Watts returns to diamond
It’s taken a few years, but Fort Dale Academy coach Marshall Watts has finally come full circle.
Watts has been named the school’s new head baseball coach, and few have been as excited about the news as Watts himself.
“I was ecstatic to have an opportunity to coach at a program like Fort Dale, and get to a sport that I love the most and grew up playing, and in the school that I grew up playing for,” Watts said.
“It was a real honor, and I want to thank Coach Speed and Mr. Brantley for giving me this opportunity.”
Watts, a Greenville native, played at Fort Dale for four years before signing on to Auburn University out of high school, where he played for two years before transferring to Auburn University at Montgomery.
“I played three more years there and called it a career,” Watts added.
“It was a great career. I met a lot of great people along the way, and great friends through the wonderful game of baseball. I talk to most of them every single day, so baseball has been very good to me.”

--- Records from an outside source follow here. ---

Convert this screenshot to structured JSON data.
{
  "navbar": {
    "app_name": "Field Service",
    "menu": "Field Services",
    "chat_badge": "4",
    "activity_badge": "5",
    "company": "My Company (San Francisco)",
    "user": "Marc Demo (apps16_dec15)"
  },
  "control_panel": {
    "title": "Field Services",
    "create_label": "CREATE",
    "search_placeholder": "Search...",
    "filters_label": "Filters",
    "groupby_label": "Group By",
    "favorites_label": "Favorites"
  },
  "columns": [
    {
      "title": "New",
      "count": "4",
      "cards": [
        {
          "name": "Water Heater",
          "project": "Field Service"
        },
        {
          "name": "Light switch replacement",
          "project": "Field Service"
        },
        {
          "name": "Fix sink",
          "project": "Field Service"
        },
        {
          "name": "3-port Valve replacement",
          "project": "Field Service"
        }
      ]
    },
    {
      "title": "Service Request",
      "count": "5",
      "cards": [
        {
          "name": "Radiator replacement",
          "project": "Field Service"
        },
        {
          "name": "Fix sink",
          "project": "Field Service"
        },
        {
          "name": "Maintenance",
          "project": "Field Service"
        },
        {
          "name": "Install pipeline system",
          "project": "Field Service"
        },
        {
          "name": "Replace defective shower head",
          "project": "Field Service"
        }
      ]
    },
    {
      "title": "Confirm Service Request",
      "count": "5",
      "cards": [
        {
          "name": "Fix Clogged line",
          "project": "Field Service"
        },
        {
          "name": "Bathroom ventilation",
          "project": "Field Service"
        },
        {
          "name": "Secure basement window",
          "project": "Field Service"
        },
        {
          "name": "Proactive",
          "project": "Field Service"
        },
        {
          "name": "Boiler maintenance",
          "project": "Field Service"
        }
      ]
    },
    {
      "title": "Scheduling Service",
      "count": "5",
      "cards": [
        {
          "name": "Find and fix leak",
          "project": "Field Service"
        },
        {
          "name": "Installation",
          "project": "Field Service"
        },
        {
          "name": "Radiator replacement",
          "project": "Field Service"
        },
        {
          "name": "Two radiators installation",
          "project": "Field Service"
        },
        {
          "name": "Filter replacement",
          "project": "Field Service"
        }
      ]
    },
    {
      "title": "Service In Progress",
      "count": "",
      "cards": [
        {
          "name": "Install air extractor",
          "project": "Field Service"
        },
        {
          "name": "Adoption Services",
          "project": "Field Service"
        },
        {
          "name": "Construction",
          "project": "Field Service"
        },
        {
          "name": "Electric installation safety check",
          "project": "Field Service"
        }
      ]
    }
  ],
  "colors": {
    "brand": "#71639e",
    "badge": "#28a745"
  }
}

Fort Dale Academy headmaster David Brantley said that Watts brings much experience to the team, thanks to his college experiences, and that he would make an excellent role model and mentor.
“He has been a member of our faculty and coaching staff for the past three years,” Brantley said.
“I have known him for a long time and I respect the kind of person he is. He will have a great approach to coaching baseball and dealing with our players. He has outstanding leadership skills. I look forward to him leading our baseball program.”
Watts has also served as head coach for the boys junior varsity basketball and football teams.
It’s unknown how his newfound position at the helm of the baseball team will affect the other two, but it wouldn’t be the first time he’s had a full plate.
“When I was at Cottonwood before down in Dothan, I coached three sports, and it’s definitely tough, especially on my family,” Watts said.
“But to get back to the game I love… I couldn’t pass it up. And I don’t think it will have an effect on the other sports, certainly not right now.
“It may affect practice time in the spring when pitchers and catchers need to start getting out, but we’ll just have to play that by ear. But we’ll make it work.”
Watts said that he’d prefer a flexible approach to coaching rather than having one rigid philosophy.
Whether that involves small ball, hit-and-run tactics or the employ of power hitters, he’s willing to adapt to the personnel available.
But Watts insists that there are more important lessons for his players to learn.
“I just want to teach them how to respect the game and respect their opponents,” Watts said.
“Coach Beverly has already done a great job with that, so I’m just going to go along with what he’s been doing. We’ll have to wait until the spring to see what kind of team we’ve got and see who’s coming back, and we’ll go from there.”